** Opening Supplied records block **

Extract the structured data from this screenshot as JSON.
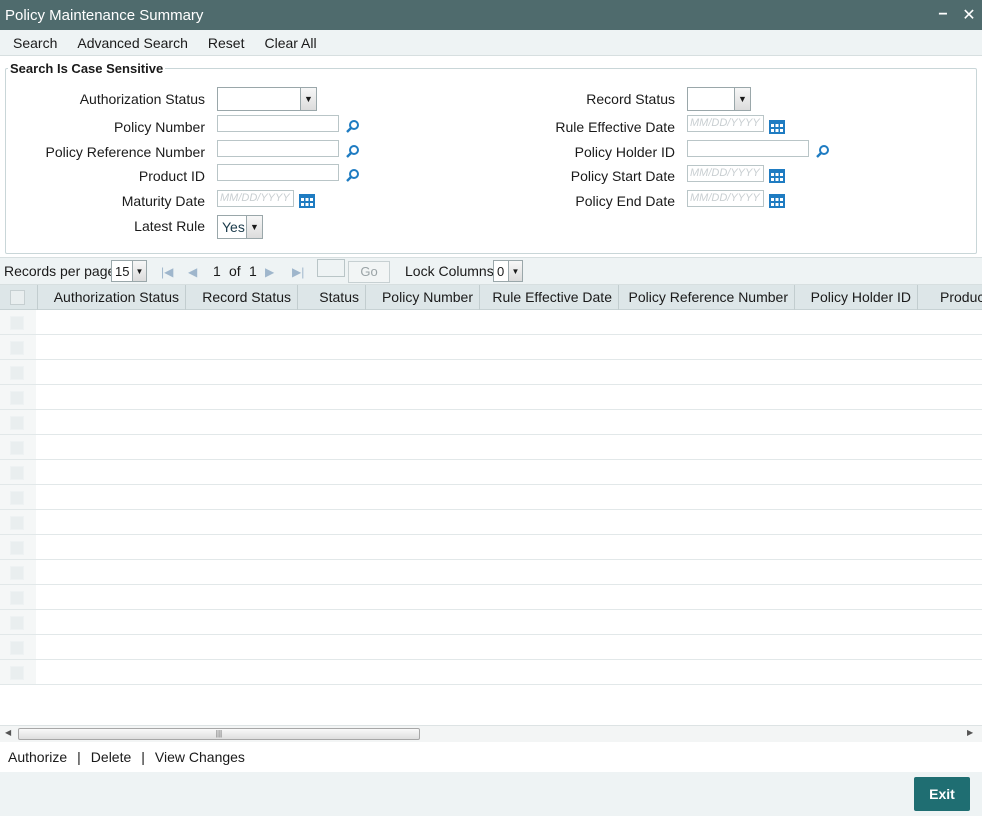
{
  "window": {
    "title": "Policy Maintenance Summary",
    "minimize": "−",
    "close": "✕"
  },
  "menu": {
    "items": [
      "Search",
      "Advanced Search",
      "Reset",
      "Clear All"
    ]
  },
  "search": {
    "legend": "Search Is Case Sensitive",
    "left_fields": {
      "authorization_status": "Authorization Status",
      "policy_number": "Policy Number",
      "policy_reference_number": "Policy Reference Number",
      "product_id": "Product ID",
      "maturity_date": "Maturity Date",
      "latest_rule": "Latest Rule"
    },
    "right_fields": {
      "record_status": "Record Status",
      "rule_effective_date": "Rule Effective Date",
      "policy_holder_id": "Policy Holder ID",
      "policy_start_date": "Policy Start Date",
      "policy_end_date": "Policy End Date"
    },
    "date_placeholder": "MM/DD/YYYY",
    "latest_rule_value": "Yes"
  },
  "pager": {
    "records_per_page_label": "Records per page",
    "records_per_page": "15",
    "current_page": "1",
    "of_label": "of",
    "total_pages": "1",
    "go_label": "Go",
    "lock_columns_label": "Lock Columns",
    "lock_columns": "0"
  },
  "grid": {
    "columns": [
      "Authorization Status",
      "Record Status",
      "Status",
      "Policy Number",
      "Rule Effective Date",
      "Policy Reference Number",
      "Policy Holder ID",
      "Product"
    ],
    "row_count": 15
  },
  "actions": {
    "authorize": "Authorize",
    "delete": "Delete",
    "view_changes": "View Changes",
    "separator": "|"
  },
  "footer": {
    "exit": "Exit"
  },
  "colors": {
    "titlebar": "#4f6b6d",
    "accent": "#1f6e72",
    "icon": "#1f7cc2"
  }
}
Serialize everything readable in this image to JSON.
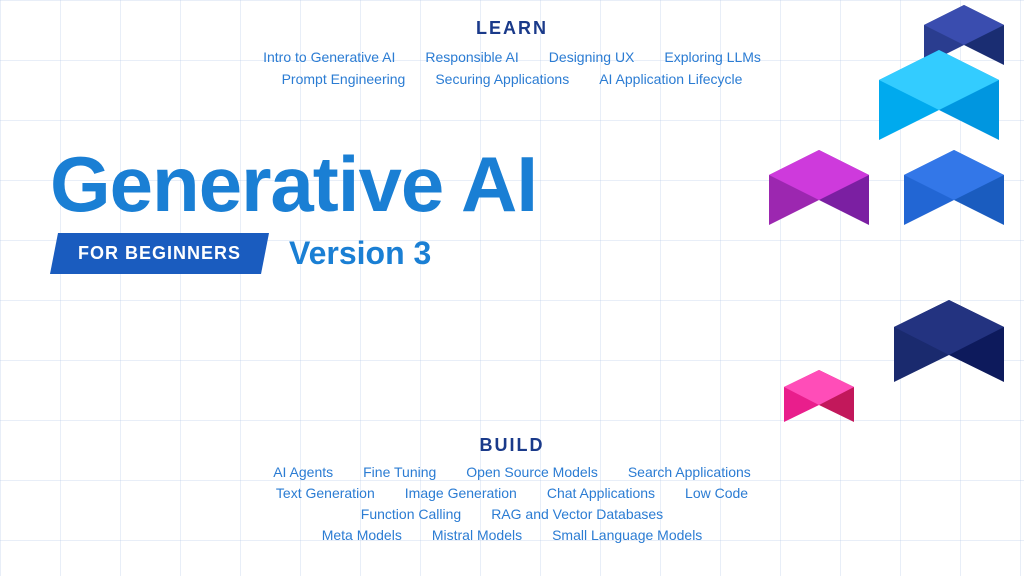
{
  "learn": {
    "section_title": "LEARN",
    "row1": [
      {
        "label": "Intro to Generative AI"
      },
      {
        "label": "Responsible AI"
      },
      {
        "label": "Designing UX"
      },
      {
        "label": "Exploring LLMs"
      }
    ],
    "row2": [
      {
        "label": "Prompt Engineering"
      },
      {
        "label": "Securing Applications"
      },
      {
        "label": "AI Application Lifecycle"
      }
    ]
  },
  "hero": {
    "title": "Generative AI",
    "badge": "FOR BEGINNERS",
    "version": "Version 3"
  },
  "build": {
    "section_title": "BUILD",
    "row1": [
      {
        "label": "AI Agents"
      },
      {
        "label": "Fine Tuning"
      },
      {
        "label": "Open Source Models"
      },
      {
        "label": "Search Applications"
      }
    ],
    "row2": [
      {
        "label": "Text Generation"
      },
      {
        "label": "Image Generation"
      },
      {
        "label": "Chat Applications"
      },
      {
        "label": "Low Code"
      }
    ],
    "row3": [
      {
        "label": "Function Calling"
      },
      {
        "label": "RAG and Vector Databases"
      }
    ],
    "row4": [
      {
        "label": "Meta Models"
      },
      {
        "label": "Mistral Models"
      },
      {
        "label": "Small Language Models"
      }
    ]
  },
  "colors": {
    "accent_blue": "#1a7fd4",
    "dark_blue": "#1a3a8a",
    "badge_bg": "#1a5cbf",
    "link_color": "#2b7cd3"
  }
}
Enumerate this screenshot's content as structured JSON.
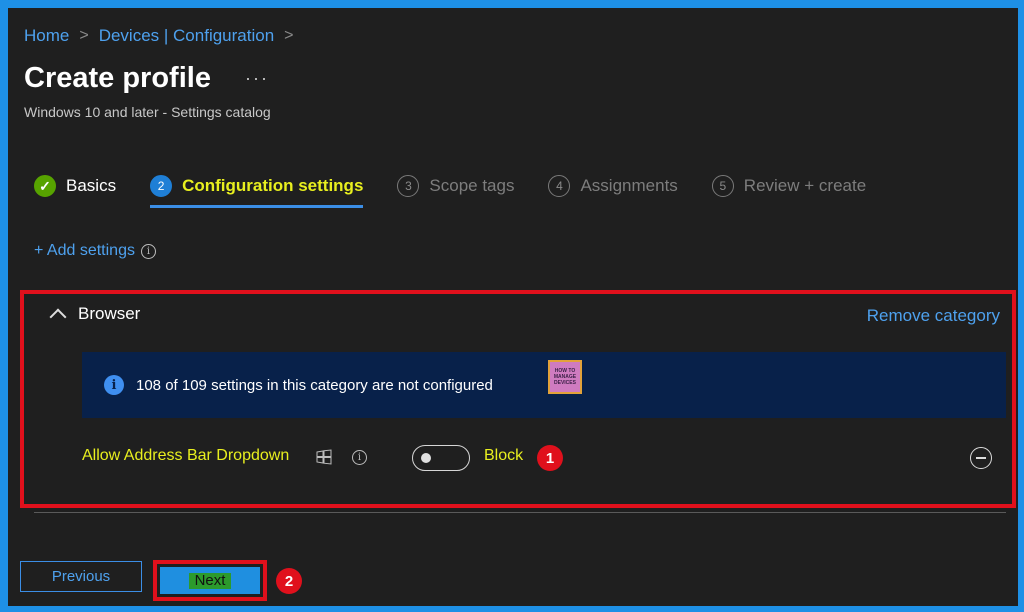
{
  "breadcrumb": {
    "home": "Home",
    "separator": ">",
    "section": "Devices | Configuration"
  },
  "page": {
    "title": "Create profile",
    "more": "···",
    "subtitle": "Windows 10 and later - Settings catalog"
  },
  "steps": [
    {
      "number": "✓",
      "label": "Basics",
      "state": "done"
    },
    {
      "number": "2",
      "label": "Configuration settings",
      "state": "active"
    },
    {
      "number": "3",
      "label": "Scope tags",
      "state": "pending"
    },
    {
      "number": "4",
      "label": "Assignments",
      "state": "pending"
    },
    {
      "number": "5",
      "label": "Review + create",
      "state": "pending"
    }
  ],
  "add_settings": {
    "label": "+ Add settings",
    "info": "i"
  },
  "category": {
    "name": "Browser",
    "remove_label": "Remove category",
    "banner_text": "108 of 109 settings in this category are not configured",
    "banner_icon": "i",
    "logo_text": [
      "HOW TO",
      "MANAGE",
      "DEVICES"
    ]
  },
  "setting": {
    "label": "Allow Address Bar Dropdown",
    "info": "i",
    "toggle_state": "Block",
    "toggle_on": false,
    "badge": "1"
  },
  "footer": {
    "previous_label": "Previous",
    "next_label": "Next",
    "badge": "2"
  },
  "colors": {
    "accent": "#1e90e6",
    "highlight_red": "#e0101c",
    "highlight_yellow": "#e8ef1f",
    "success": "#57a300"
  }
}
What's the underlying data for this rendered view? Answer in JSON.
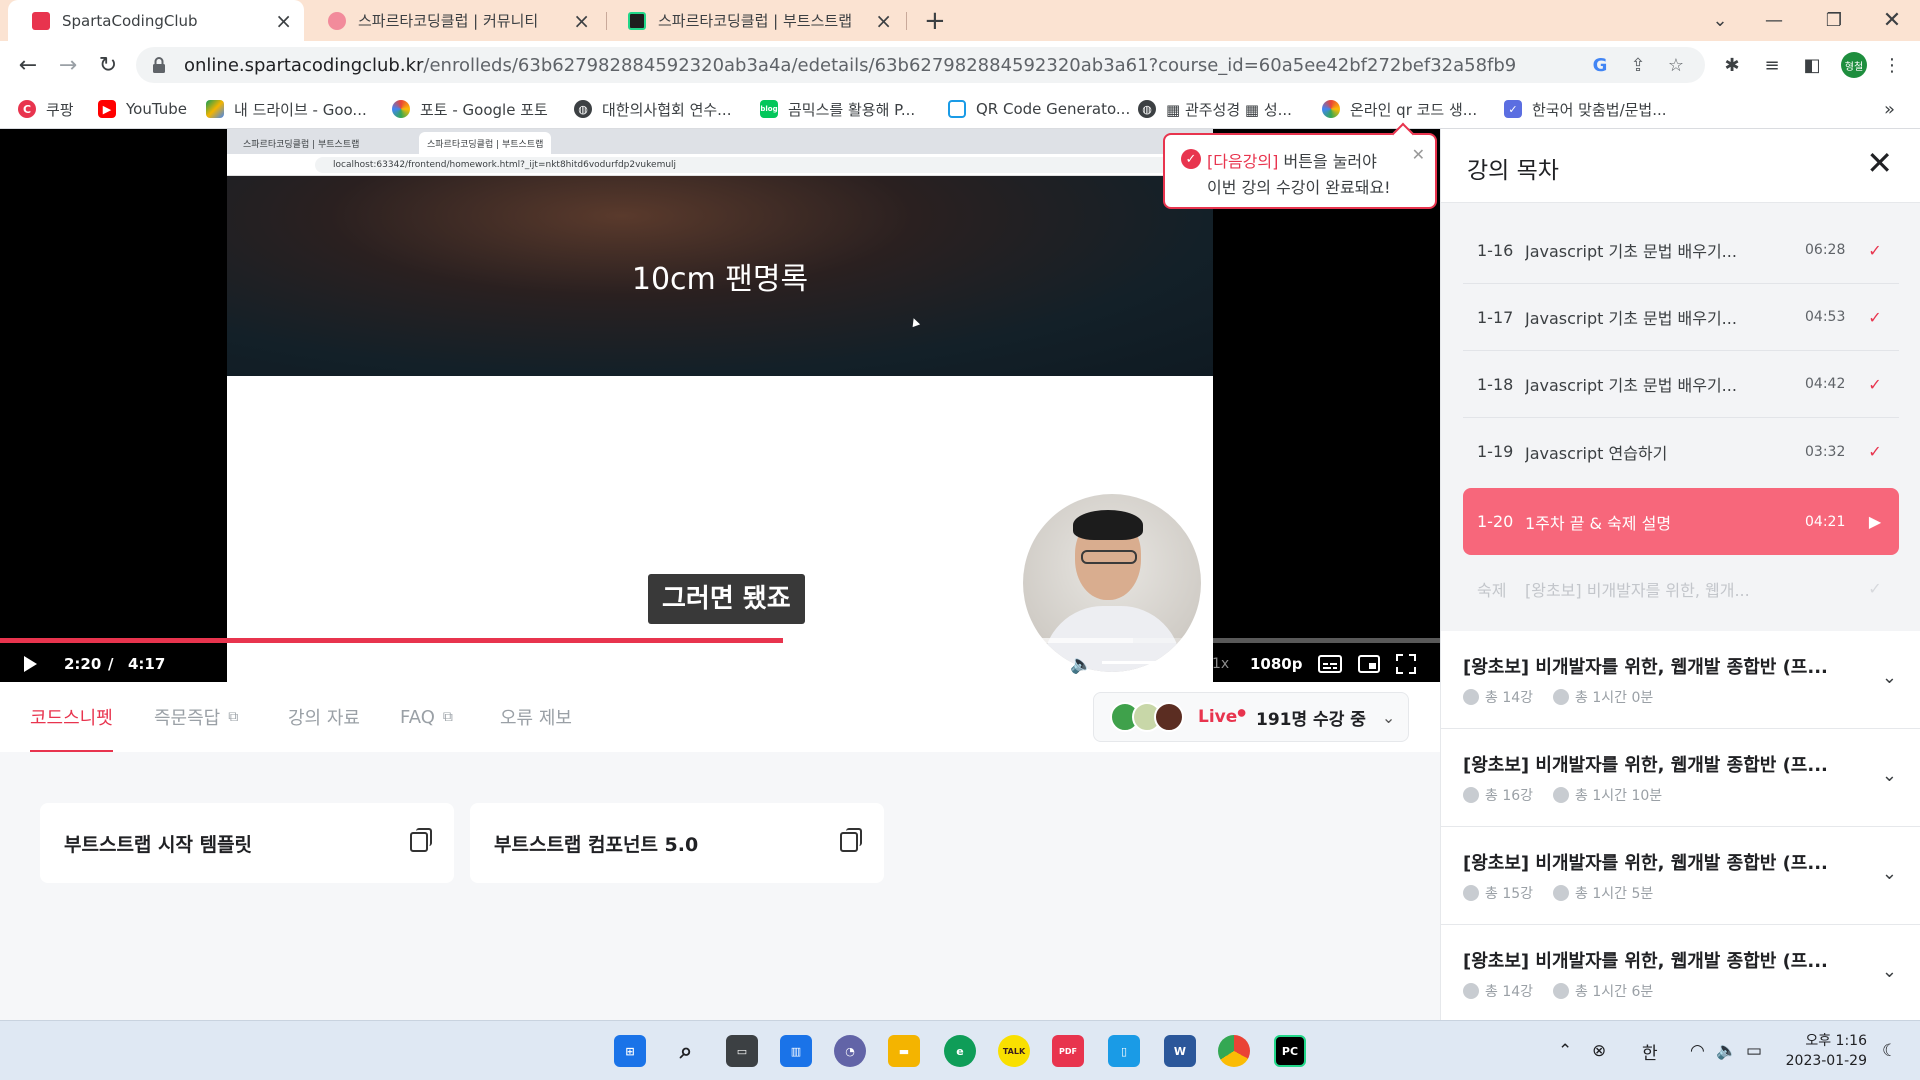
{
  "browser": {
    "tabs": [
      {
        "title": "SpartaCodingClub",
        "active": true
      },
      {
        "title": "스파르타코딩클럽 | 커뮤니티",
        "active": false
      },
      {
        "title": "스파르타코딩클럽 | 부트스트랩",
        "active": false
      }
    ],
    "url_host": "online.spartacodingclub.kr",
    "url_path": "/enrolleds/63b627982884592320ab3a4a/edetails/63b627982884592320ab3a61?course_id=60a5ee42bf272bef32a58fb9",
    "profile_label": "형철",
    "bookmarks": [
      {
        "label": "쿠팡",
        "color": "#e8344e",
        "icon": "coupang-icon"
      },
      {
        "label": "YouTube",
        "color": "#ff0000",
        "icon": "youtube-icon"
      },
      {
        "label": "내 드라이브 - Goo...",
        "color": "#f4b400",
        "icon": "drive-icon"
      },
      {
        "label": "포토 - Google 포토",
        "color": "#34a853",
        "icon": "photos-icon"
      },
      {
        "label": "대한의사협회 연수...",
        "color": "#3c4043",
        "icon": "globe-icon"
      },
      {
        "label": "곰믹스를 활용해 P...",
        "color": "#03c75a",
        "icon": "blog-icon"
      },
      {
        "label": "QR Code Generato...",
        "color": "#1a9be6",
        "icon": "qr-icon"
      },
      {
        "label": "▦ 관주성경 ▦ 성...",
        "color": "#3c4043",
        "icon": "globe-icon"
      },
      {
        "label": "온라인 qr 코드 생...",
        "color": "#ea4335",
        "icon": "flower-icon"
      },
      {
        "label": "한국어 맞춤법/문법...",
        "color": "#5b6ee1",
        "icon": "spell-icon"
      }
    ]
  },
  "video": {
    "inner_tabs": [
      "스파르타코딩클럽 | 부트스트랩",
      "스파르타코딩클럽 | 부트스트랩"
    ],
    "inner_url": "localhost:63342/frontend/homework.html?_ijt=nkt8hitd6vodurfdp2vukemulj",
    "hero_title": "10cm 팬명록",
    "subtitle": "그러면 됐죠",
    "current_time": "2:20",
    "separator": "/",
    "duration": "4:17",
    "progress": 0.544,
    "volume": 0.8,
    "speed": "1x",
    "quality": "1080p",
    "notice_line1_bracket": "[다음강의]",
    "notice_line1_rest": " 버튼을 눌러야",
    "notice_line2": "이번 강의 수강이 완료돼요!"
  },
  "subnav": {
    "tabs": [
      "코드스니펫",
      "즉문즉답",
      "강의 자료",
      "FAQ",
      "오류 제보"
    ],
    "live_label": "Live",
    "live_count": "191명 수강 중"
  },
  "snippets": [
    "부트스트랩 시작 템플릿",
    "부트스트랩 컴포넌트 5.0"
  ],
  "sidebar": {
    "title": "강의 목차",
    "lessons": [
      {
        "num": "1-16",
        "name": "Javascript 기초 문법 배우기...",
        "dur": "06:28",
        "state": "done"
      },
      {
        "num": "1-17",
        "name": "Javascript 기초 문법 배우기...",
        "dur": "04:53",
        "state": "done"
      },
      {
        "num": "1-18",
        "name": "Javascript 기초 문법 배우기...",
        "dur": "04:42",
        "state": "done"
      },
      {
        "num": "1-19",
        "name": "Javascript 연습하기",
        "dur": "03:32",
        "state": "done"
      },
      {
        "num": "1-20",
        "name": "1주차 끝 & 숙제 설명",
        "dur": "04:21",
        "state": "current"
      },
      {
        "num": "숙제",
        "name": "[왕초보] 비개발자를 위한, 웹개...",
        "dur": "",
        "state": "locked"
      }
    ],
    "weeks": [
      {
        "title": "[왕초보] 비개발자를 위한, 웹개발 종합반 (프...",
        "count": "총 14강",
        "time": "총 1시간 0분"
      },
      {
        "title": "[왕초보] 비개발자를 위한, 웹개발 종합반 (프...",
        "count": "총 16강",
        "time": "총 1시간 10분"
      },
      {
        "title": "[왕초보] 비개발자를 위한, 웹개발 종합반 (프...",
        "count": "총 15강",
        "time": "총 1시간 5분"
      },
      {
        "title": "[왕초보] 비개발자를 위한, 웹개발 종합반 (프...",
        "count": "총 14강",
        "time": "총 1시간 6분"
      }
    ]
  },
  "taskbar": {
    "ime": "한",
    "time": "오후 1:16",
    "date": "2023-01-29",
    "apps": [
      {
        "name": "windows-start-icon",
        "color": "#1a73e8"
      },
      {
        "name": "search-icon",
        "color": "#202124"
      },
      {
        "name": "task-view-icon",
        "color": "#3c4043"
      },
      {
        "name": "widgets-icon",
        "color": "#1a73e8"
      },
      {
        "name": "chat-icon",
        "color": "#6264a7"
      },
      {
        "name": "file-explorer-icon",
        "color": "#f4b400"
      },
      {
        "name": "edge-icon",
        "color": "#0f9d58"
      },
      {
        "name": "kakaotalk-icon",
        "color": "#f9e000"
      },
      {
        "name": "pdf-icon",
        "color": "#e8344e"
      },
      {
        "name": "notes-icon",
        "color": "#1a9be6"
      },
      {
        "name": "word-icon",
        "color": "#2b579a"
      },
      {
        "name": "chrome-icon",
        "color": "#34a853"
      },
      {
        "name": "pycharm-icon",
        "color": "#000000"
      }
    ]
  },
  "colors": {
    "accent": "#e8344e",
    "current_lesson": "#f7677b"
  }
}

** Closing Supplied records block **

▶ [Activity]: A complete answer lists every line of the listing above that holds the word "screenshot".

▶ [Answer for the task]:
Extract the structured data from this screenshot as JSON.
Enumerate this screenshot's content as structured JSON.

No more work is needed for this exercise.